I set up my recently acquired TR-35 at a picnic table and used my homebrew 19-foot vertical, which was ground-mounted with four 12-foot radials. I tuned up on 40M and immediately came across K2J in North Carolina, one of the 13 Colonies stations. After logging that one, I got on my straight key and called “CQ SKCC” a few times. KK8X in Ohio came back to me. We exchanged SKCC numbers and had a brief chat. I moved up to 20M and found NA4A doing a Parks on the Air (POTA) activation in Alabama.
After signing with NA4A, I packed up and loaded up the bike for the ride back to the trailhead. Once again, the new knee did great. I had a little fatigue but no pain to speak of, as I continue to regain my leg strength.
I want to wish my fellow American hams a happy 4th of July. Also, a belated happy Canada Day to my friends to the north.
Another fun Field Day with the Boschveldt QRP Club is in the books. As in recent years, we spent the weekend camping on private property as the guests of a gracious local business owner. We had four members in attendance this year: Ed K3YTR, Glen NK1N, Ed WA3WSJ, and me.

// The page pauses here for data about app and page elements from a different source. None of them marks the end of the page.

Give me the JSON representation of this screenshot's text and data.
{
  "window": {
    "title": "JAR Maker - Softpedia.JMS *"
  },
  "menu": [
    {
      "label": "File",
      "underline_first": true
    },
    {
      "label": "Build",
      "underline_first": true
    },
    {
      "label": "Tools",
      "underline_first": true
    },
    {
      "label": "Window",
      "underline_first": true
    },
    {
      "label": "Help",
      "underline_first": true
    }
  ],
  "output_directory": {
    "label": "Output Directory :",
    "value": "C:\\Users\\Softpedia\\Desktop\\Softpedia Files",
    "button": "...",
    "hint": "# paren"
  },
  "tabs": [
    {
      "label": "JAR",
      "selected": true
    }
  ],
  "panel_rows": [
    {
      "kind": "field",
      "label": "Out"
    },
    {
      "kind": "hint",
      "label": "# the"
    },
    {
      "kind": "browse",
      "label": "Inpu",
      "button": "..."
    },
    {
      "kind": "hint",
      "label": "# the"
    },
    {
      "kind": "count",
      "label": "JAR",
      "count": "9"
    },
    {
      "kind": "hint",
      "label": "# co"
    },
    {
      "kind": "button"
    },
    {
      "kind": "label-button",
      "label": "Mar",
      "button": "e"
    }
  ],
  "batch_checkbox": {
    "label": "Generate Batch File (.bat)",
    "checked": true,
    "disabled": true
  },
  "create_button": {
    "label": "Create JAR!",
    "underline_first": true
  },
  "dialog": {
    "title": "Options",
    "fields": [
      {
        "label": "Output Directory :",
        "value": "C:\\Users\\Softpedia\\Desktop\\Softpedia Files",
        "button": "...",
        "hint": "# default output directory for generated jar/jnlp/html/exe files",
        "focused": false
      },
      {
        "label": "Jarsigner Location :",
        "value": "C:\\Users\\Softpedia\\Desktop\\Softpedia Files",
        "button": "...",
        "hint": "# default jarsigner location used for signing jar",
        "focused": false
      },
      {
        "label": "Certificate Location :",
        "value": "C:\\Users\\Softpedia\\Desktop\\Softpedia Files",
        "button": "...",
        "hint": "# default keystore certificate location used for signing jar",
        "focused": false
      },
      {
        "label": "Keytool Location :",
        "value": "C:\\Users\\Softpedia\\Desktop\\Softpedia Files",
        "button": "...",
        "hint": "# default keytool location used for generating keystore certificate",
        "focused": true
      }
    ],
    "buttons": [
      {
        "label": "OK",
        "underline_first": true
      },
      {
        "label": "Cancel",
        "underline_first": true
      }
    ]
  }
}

When I arrived Friday afternoon, NK1N was already onsite. As I was setting up my tent, the others rolled in and got settled in for the weekend. Later, we headed out to a local restaurant for dinner and finished off the night around the campfire.
After breakfast, I set up my antenna and radio equipment. We had three HF stations this year, all running CW. I operated on 40 meters, NK1N covered 20 and 80 meters, while WA3WSJ took care of the higher bands. K3YTR operated phone on 6 and 2 meters. We operated in Category 3A, running QRP on battery power and using our club callsign, W3BQC. Our three HF stations all used inverted L antennas, our weapon of choice for Field Day.
This year we tried networking our logging computers together. Glen set up a small battery-powered Wi-Fi access point and used his laptop as the server. It was a simple task to configure the N3FJP logging software on the other laptops, and the network worked great.
After a dinner of brats and hotdogs, we again convened around the campfire. Before turning in, Glen jumped on 80M and I got back on 40M to make a few more contacts.
Glen was our most productive point generator this year. Besides making the most contacts, he also copied the Field Day bulletin, transmitted our radiogram to the Section manager, and filled in as the Boschveldt Safety Officer this year.
After breakfast on Sunday morning, we got back on our radios for a few more hours before packing up. By mid-day, we had all cleared out and headed home.
Although we don’t run the most serious Field Day operation, we always have a good time getting together. Besides our annual winter outing, we talked about doing another camping trip sometime this summer.
I hope everyone who took part had a fun and safe Field Day weekend.